## Dataset records:
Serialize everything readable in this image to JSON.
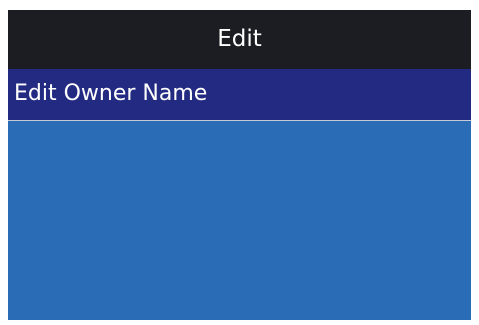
{
  "header": {
    "title": "Edit"
  },
  "menu": {
    "items": [
      {
        "label": "Edit Owner Name",
        "selected": true
      }
    ]
  },
  "colors": {
    "title_bar": "#1b1d22",
    "selected_item": "#232a82",
    "background": "#2a6db6",
    "text": "#ffffff"
  }
}
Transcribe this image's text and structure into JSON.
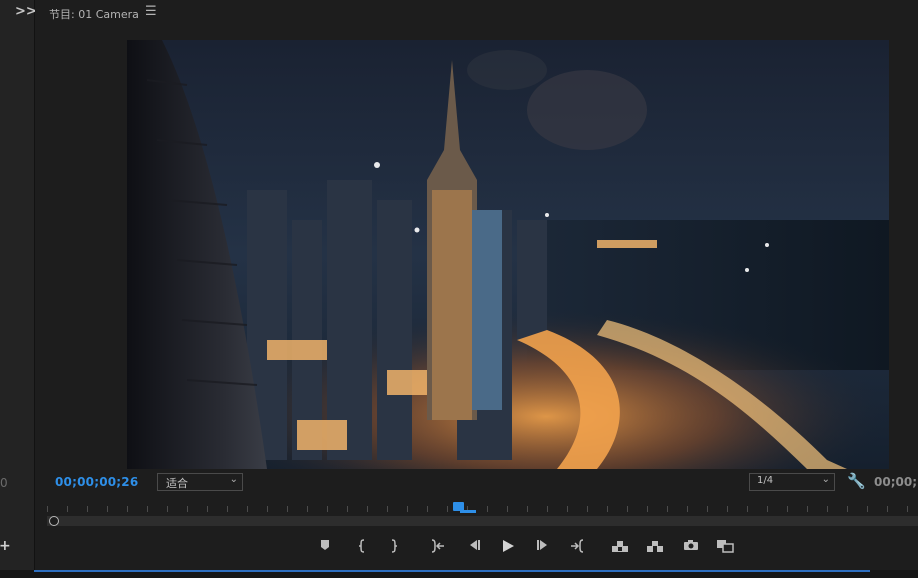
{
  "header": {
    "title": "节目: 01 Camera",
    "menu_icon": "hamburger-menu-icon"
  },
  "left": {
    "expand_icon": ">>",
    "timecode_fragment": "0",
    "add_icon": "+"
  },
  "monitor": {
    "current_time": "00;00;00;26",
    "fit": "适合",
    "resolution": "1/4",
    "end_time": "00;00;",
    "accent": "#2e8fe8"
  },
  "transport": {
    "buttons": [
      {
        "name": "add-marker-button",
        "icon": "marker-icon"
      },
      {
        "name": "mark-in-button",
        "icon": "mark-in-icon"
      },
      {
        "name": "mark-out-button",
        "icon": "mark-out-icon"
      },
      {
        "name": "go-to-in-button",
        "icon": "go-to-in-icon"
      },
      {
        "name": "step-back-button",
        "icon": "step-back-icon"
      },
      {
        "name": "play-button",
        "icon": "play-icon"
      },
      {
        "name": "step-forward-button",
        "icon": "step-forward-icon"
      },
      {
        "name": "go-to-out-button",
        "icon": "go-to-out-icon"
      },
      {
        "name": "lift-button",
        "icon": "lift-icon"
      },
      {
        "name": "extract-button",
        "icon": "extract-icon"
      },
      {
        "name": "export-frame-button",
        "icon": "camera-icon"
      },
      {
        "name": "comparison-view-button",
        "icon": "compare-icon"
      }
    ]
  }
}
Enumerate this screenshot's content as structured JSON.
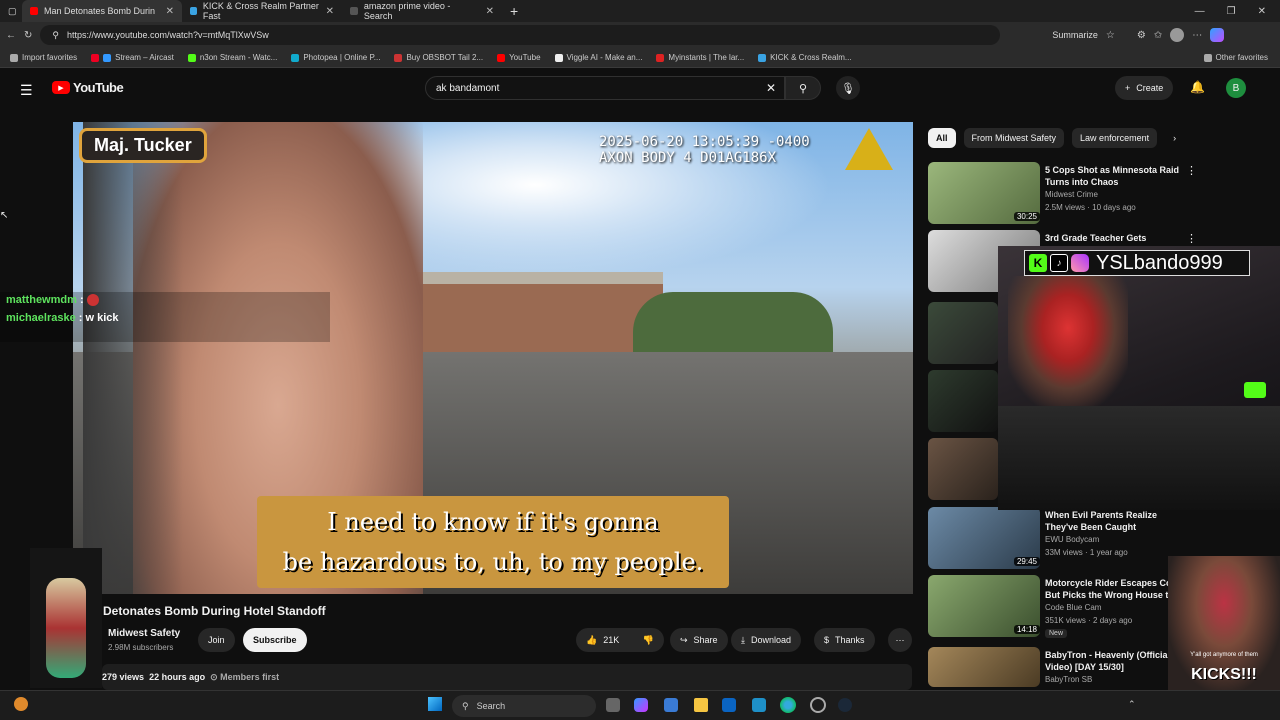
{
  "browser": {
    "tabs": [
      {
        "label": "Man Detonates Bomb Durin",
        "active": true
      },
      {
        "label": "KICK & Cross Realm Partner Fast",
        "active": false
      },
      {
        "label": "amazon prime video - Search",
        "active": false
      }
    ],
    "url": "https://www.youtube.com/watch?v=mtMqTlXwVSw",
    "summarize": "Summarize",
    "bookmarks": [
      "Import favorites",
      "Stream – Aircast",
      "n3on Stream - Watc...",
      "Photopea | Online P...",
      "Buy OBSBOT Tail 2...",
      "YouTube",
      "Viggle AI - Make an...",
      "Myinstants | The lar...",
      "KICK & Cross Realm..."
    ],
    "other_favorites": "Other favorites"
  },
  "youtube": {
    "logo": "YouTube",
    "search_value": "ak bandamont",
    "create": "Create",
    "avatar_letter": "B"
  },
  "video": {
    "overlay_name": "Maj. Tucker",
    "timestamp_line1": "2025-06-20 13:05:39 -0400",
    "timestamp_line2": "AXON BODY 4 D01AG186X",
    "caption_line1": "I need to know if it's gonna",
    "caption_line2": "be hazardous to, uh, to my people.",
    "title": "Detonates Bomb During Hotel Standoff",
    "channel": "Midwest Safety",
    "subscribers": "2.98M subscribers",
    "join": "Join",
    "subscribe": "Subscribe",
    "likes": "21K",
    "share": "Share",
    "download": "Download",
    "thanks": "Thanks",
    "views": "279 views",
    "age": "22 hours ago",
    "members": "Members first"
  },
  "chat": [
    {
      "user": "matthewmdm",
      "msg": ""
    },
    {
      "user": "michaelraske",
      "msg": "w kick"
    }
  ],
  "stream_overlay": {
    "handle": "YSLbando999",
    "cam_text": "Y'all got anymore of them",
    "kick_text": "KICKS!!!"
  },
  "chips": [
    "All",
    "From Midwest Safety",
    "Law enforcement"
  ],
  "recommendations": [
    {
      "title": "5 Cops Shot as Minnesota Raid Turns into Chaos",
      "channel": "Midwest Crime",
      "meta": "2.5M views · 10 days ago",
      "duration": "30:25",
      "color": "#6f8a55"
    },
    {
      "title": "3rd Grade Teacher Gets",
      "channel": "",
      "meta": "",
      "duration": "",
      "color": "#8a8a8a"
    },
    {
      "title": "",
      "channel": "",
      "meta": "",
      "duration": "",
      "color": "#3b4a3a"
    },
    {
      "title": "",
      "channel": "",
      "meta": "",
      "duration": "",
      "color": "#2e3b2e"
    },
    {
      "title": "",
      "channel": "",
      "meta": "",
      "duration": "",
      "color": "#5a4a3a"
    },
    {
      "title": "When Evil Parents Realize They've Been Caught",
      "channel": "EWU Bodycam",
      "meta": "33M views · 1 year ago",
      "duration": "29:45",
      "color": "#3a5066"
    },
    {
      "title": "Motorcycle Rider Escapes Co But Picks the Wrong House to",
      "channel": "Code Blue Cam",
      "meta": "351K views · 2 days ago",
      "duration": "14:18",
      "color": "#5d7a4e"
    },
    {
      "title": "BabyTron - Heavenly (Official Video) [DAY 15/30]",
      "channel": "BabyTron SB",
      "meta": "",
      "duration": "",
      "color": "#6d5a3a"
    }
  ],
  "rec_badge_new": "New",
  "taskbar": {
    "search": "Search"
  }
}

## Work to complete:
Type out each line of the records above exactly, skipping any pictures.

## Output below:
Serialize everything readable in this image to JSON.
{
  "header": {
    "title": "Edit"
  },
  "menu": {
    "items": [
      {
        "label": "Edit Owner Name",
        "selected": true
      }
    ]
  },
  "colors": {
    "title_bar": "#1b1d22",
    "selected_item": "#232a82",
    "background": "#2a6db6",
    "text": "#ffffff"
  }
}
Transcribe this image's text and structure into JSON.
{
  "header": {
    "title": "节目: 01 Camera",
    "menu_icon": "hamburger-menu-icon"
  },
  "left": {
    "expand_icon": ">>",
    "timecode_fragment": "0",
    "add_icon": "+"
  },
  "monitor": {
    "current_time": "00;00;00;26",
    "fit": "适合",
    "resolution": "1/4",
    "end_time": "00;00;",
    "accent": "#2e8fe8"
  },
  "transport": {
    "buttons": [
      {
        "name": "add-marker-button",
        "icon": "marker-icon"
      },
      {
        "name": "mark-in-button",
        "icon": "mark-in-icon"
      },
      {
        "name": "mark-out-button",
        "icon": "mark-out-icon"
      },
      {
        "name": "go-to-in-button",
        "icon": "go-to-in-icon"
      },
      {
        "name": "step-back-button",
        "icon": "step-back-icon"
      },
      {
        "name": "play-button",
        "icon": "play-icon"
      },
      {
        "name": "step-forward-button",
        "icon": "step-forward-icon"
      },
      {
        "name": "go-to-out-button",
        "icon": "go-to-out-icon"
      },
      {
        "name": "lift-button",
        "icon": "lift-icon"
      },
      {
        "name": "extract-button",
        "icon": "extract-icon"
      },
      {
        "name": "export-frame-button",
        "icon": "camera-icon"
      },
      {
        "name": "comparison-view-button",
        "icon": "compare-icon"
      }
    ]
  }
}
Enumerate this screenshot's content as structured JSON.
{
  "browser": {
    "tabs": [
      {
        "label": "Man Detonates Bomb Durin",
        "active": true
      },
      {
        "label": "KICK & Cross Realm Partner Fast",
        "active": false
      },
      {
        "label": "amazon prime video - Search",
        "active": false
      }
    ],
    "url": "https://www.youtube.com/watch?v=mtMqTlXwVSw",
    "summarize": "Summarize",
    "bookmarks": [
      "Import favorites",
      "Stream – Aircast",
      "n3on Stream - Watc...",
      "Photopea | Online P...",
      "Buy OBSBOT Tail 2...",
      "YouTube",
      "Viggle AI - Make an...",
      "Myinstants | The lar...",
      "KICK & Cross Realm..."
    ],
    "other_favorites": "Other favorites"
  },
  "youtube": {
    "logo": "YouTube",
    "search_value": "ak bandamont",
    "create": "Create",
    "avatar_letter": "B"
  },
  "video": {
    "overlay_name": "Maj. Tucker",
    "timestamp_line1": "2025-06-20 13:05:39 -0400",
    "timestamp_line2": "AXON BODY 4 D01AG186X",
    "caption_line1": "I need to know if it's gonna",
    "caption_line2": "be hazardous to, uh, to my people.",
    "title": "Detonates Bomb During Hotel Standoff",
    "channel": "Midwest Safety",
    "subscribers": "2.98M subscribers",
    "join": "Join",
    "subscribe": "Subscribe",
    "likes": "21K",
    "share": "Share",
    "download": "Download",
    "thanks": "Thanks",
    "views": "279 views",
    "age": "22 hours ago",
    "members": "Members first"
  },
  "chat": [
    {
      "user": "matthewmdm",
      "msg": ""
    },
    {
      "user": "michaelraske",
      "msg": "w kick"
    }
  ],
  "stream_overlay": {
    "handle": "YSLbando999",
    "cam_text": "Y'all got anymore of them",
    "kick_text": "KICKS!!!"
  },
  "chips": [
    "All",
    "From Midwest Safety",
    "Law enforcement"
  ],
  "recommendations": [
    {
      "title": "5 Cops Shot as Minnesota Raid Turns into Chaos",
      "channel": "Midwest Crime",
      "meta": "2.5M views · 10 days ago",
      "duration": "30:25",
      "color": "#6f8a55"
    },
    {
      "title": "3rd Grade Teacher Gets",
      "channel": "",
      "meta": "",
      "duration": "",
      "color": "#8a8a8a"
    },
    {
      "title": "",
      "channel": "",
      "meta": "",
      "duration": "",
      "color": "#3b4a3a"
    },
    {
      "title": "",
      "channel": "",
      "meta": "",
      "duration": "",
      "color": "#2e3b2e"
    },
    {
      "title": "",
      "channel": "",
      "meta": "",
      "duration": "",
      "color": "#5a4a3a"
    },
    {
      "title": "When Evil Parents Realize They've Been Caught",
      "channel": "EWU Bodycam",
      "meta": "33M views · 1 year ago",
      "duration": "29:45",
      "color": "#3a5066"
    },
    {
      "title": "Motorcycle Rider Escapes Co But Picks the Wrong House to",
      "channel": "Code Blue Cam",
      "meta": "351K views · 2 days ago",
      "duration": "14:18",
      "color": "#5d7a4e"
    },
    {
      "title": "BabyTron - Heavenly (Official Video) [DAY 15/30]",
      "channel": "BabyTron SB",
      "meta": "",
      "duration": "",
      "color": "#6d5a3a"
    }
  ],
  "rec_badge_new": "New",
  "taskbar": {
    "search": "Search"
  }
}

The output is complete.